#### PROBLEM TO WORK ON
Pull out every line below containing the word "What".

#### Stored entries
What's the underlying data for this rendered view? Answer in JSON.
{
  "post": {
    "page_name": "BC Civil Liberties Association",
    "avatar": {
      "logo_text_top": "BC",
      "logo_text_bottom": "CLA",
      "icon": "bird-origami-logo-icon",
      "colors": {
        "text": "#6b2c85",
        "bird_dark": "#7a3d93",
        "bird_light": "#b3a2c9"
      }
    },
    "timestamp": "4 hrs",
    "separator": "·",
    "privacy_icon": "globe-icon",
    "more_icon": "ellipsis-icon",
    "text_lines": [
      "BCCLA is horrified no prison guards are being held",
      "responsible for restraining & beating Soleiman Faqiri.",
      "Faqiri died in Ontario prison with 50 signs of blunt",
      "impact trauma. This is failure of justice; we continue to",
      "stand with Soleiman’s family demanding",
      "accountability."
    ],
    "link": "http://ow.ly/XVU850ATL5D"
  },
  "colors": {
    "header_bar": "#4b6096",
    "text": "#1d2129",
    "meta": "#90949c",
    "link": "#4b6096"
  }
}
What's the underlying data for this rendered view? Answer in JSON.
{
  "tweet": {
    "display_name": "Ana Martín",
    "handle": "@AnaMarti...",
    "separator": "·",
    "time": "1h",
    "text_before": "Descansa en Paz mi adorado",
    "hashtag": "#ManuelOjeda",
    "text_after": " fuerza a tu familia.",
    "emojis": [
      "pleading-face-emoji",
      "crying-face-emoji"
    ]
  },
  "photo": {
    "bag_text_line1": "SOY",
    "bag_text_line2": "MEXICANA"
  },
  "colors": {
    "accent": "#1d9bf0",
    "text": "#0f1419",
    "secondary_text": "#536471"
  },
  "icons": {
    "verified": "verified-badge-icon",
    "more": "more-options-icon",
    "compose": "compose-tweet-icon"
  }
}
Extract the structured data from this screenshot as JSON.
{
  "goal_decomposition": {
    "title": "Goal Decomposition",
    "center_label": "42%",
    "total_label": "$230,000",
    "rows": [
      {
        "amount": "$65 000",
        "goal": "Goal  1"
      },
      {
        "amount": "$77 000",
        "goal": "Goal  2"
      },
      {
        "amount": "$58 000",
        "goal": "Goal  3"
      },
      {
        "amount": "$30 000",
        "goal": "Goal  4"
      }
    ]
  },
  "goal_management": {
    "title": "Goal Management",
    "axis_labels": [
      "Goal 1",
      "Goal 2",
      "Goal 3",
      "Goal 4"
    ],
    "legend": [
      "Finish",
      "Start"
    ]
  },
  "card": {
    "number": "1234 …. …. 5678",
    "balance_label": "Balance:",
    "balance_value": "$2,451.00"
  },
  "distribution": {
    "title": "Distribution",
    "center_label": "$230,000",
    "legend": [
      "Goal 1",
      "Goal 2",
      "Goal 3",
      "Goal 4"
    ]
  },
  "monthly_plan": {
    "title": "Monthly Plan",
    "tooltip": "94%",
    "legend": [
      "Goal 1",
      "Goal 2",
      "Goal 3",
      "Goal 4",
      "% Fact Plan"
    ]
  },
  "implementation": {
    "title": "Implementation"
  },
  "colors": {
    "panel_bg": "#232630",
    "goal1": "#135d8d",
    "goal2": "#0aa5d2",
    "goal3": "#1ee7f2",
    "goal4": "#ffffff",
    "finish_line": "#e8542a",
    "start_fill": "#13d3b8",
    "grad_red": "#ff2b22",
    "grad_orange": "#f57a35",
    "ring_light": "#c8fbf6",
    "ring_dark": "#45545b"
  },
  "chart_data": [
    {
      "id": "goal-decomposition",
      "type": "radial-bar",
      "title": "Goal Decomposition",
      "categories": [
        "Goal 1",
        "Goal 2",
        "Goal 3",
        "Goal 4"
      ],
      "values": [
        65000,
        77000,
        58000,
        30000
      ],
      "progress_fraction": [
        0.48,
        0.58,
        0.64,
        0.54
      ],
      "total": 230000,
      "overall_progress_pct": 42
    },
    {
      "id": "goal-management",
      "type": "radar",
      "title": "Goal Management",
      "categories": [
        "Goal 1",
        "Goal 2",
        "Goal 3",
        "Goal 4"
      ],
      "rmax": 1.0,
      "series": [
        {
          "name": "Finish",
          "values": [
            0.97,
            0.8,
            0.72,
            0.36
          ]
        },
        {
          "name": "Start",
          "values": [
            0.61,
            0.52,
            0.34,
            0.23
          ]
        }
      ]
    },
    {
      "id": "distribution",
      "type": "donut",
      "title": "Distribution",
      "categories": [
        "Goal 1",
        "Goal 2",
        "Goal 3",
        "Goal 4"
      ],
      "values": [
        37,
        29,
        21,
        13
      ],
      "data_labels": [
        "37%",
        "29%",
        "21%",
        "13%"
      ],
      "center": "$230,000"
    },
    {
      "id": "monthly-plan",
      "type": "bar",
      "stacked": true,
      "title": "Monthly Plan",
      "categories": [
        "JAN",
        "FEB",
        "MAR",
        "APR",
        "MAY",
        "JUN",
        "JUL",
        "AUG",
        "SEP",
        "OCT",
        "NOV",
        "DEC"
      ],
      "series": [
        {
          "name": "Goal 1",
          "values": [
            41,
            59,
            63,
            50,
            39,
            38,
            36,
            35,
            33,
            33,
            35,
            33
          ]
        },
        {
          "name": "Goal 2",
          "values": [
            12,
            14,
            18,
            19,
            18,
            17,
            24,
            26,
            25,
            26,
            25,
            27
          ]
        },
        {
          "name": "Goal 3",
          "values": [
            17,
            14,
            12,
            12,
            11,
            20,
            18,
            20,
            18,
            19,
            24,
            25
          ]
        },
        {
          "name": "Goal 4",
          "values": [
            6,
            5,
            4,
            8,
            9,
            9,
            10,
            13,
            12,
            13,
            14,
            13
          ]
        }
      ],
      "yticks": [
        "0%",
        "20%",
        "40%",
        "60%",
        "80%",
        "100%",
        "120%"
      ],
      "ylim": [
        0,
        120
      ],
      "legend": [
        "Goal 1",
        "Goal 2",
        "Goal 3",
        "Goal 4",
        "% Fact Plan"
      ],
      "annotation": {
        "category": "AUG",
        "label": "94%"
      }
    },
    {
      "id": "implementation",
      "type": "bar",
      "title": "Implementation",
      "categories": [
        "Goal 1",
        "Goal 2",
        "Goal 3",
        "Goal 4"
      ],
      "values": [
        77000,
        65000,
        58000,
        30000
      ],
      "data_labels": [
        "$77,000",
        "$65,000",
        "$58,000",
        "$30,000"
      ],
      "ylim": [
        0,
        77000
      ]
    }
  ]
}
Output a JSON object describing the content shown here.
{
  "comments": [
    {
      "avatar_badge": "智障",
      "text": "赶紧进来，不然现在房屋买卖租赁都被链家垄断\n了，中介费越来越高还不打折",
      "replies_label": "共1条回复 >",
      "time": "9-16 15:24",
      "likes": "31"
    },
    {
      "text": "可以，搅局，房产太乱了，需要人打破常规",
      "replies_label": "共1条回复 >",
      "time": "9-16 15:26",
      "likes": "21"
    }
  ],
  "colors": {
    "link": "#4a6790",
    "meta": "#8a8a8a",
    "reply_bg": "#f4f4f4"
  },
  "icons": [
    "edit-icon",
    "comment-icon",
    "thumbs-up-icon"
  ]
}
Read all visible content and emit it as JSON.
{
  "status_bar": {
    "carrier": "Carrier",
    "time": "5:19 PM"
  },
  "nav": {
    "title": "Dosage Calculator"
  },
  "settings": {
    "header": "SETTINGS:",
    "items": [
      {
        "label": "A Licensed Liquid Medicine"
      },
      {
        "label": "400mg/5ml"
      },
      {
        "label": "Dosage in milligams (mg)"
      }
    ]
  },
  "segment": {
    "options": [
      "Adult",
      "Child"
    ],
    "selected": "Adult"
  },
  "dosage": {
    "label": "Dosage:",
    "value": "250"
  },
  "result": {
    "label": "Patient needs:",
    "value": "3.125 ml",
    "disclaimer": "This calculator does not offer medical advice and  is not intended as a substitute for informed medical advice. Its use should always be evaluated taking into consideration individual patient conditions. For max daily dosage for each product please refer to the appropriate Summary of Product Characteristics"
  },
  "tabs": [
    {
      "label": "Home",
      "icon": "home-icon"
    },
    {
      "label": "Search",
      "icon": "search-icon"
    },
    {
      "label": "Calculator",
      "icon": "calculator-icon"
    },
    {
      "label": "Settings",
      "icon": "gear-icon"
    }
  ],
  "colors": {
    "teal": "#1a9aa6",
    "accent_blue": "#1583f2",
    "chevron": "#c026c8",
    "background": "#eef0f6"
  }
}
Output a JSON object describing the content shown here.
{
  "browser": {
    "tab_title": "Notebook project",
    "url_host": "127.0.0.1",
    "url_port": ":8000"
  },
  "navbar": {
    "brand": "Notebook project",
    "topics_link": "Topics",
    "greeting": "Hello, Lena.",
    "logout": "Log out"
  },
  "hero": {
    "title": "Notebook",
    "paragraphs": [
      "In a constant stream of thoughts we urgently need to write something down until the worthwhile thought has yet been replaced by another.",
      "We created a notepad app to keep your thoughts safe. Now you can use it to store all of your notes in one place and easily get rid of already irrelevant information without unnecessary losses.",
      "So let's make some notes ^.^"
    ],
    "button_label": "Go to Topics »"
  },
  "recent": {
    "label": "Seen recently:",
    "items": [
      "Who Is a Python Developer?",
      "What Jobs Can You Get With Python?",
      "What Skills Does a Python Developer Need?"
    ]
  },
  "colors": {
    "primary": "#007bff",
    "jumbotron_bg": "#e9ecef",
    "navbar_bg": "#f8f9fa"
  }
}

#### COMPLETED TASK
What's the underlying data for this rendered view? Answer in JSON.
What's the underlying data for this rendered view? Answer in JSON.
      "What Jobs Can You Get With Python?",
      "What Skills Does a Python Developer Need?"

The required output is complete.